or Eth. Σουῆβοι
), is the designation for a very large portion of the population of ancient Germany, and comprised a great number of separate tribes with distinctive names of their own, such as the Semmones. German authors generally connect the name Suevi with Swiban,
i. e. to sway, move unsteadily, and take it as a designation of the unsteady and migatory habits of the people to distinguish them from the Ingaevones, who dwelt in villages or fixed habitations (Zeuss, Die Deutschen,
p. 55, foll.); others, however, and apparently with good reason, regard the name as of Celtic or even Slavonian origin; for the Romans no doubt employed the name, not because indigenous in Germang, but because they heard it from the Celts in Gaul. We must, however, from the first distinguish between the Suevi of Caesar (Caes. Gal. 1.37

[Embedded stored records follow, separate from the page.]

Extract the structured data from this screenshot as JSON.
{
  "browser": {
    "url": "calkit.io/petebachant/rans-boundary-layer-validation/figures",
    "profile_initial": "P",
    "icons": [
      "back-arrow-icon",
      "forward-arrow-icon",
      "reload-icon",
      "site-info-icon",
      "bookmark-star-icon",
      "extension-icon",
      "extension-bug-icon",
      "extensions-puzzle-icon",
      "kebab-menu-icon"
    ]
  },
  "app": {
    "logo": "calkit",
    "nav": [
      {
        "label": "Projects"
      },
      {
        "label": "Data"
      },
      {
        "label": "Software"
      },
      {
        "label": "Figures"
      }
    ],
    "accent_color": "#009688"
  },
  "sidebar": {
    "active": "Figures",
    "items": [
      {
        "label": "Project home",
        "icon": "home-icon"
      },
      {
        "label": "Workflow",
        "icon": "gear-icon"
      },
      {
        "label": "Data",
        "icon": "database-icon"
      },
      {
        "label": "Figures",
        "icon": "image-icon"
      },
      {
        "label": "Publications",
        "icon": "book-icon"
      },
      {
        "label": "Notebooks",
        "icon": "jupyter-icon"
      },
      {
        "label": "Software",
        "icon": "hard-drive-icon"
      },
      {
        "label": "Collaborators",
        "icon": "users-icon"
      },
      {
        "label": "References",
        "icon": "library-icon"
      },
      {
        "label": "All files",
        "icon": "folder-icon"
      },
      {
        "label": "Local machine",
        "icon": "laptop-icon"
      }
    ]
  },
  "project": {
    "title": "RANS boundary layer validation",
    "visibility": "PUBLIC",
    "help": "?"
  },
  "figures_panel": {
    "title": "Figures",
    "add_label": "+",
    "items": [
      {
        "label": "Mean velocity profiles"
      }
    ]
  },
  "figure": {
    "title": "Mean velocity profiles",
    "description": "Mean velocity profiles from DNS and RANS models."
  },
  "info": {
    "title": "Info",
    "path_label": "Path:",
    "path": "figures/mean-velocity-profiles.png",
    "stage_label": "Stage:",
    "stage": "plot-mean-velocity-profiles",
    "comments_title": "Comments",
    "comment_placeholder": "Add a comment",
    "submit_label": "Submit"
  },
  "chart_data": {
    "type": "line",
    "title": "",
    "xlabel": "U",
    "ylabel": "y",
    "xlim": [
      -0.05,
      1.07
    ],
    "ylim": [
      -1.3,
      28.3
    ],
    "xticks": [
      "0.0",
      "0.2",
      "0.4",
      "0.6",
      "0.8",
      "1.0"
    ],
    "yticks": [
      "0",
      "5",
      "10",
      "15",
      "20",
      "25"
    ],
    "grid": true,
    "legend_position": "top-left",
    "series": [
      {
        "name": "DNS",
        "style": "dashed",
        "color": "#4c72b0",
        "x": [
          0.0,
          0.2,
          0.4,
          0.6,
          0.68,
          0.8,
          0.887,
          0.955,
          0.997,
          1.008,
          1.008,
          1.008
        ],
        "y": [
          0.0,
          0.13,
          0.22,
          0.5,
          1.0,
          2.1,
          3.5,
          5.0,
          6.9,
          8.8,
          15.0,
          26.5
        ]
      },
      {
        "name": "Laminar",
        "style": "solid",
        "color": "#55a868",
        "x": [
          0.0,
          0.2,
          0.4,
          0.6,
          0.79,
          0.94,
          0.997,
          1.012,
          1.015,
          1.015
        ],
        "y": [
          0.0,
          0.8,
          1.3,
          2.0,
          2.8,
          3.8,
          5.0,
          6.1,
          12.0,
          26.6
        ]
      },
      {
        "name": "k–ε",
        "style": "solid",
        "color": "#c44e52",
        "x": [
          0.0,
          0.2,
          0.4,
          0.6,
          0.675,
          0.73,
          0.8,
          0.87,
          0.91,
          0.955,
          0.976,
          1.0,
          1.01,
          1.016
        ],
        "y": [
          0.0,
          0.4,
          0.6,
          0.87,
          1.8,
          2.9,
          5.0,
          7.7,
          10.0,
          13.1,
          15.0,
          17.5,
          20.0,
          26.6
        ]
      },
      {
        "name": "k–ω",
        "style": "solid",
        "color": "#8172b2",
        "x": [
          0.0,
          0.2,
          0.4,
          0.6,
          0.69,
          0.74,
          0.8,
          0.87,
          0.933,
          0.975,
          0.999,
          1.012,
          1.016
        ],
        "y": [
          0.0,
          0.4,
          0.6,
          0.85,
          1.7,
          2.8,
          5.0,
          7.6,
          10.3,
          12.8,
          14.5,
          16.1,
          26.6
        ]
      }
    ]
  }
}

, &c.) and those of Tacitus (Germ.
38, &c.): the Suevi in Caesar occupied the eastern banks of the Rhine, in and about the country now called Baden,
while Tacitus describes them as occupying the country to the north and east of the Suevi of Caesar, so that the two writers assign to them quite a different area of country. Strabo (vii. p.290
) again states that in his time the Suevi extended from the Rhenus to the Albis, and that some of them, such as the Hermunduri and Longobardi, had advanced even to the north of the Albis. Whether the nations called Suevi by Caesar and Tacitus are the same, and if so, what causes induced them in later times to migrate to the north and east, are questions to which history furnishes no answers.
It is possible, however, that those whom Caesar encountered were only a branch of the great body, perhaps Chatti and Longobardi.
That these latter were pure Germans cannot be doubted; but the Suevi of Tacitus, extending from the Baltic to the Danube, and occupying the greater part of Germany, no doubt contained many Celtic and still more Slavonic elements.
It has in fact been conjectured, with great probability, that the name Suevi was applied to those tribes which were not pure Germans, but more or less mixed with Slavonians; for thus we can understand how it happened that in their habits and mode of life they differed so widely from the other Germans, as we see from Tacitus; and it would also account for the fact that in later times we find Slavonians peaceably established in countries previously occupied by Suevi. (Comp. Plin. Nat. 4.28
; Ptol. 2.11.15
; Oros. 1.2
It deserves to be noticed that Tacitus (Germ.
2, 45) calls all the country inhabited by Suevian tribes by the name Suevia.
The name Suevi appears to have been known to the Romans as early as B.C. 123 (Sisenna, ap. Non. s. v. lancea), and they were at all times regarded as a powerful and warlike people. Their country was covered by mighty forests, but towns (oppida) also are spoken of. (Caes. Gal. 4.19
.) As Germnany became better known to the Romans, the generic name Suevi fell more and more into disuse, and the separate tribes were called by their own names, although Ptolemy still applies the name of Suevi to the Semnones, Longobardi, and Angli.
In the second half of the third century we again find the name Suevi limited to the country to which it had been applied by Caesar. (Amm. Marc. 16.10
; Jornand. Get.
55; Tab. Peut.
) These Suevi, from whom the modern Suabia
and the Suabians
derive their names, seem to have been a body of adventurers from various German tribes, who assumed the ancient and illustrious name, which was as applicable to them as it was to the Suevi of old.
These later Suevi appear in alliance with the Alemannians and Burgundians, and in possession of the German side of Gaul, and Switzerland, and even in Italy and Spain, where they joined the Visigoths. Ricimer, who acts so prominent a part in the history of the Roman empire, was a Suevian. (Comp. Zeuss, l.c.;
p. 101, &c.; Grimm, Deutsche Gram.
i. pp. 8, 60. ii. p. 25, Gesch. der Deutschen Spr.
i. p. 494; Latham, on Tacit. Germ. Epileg.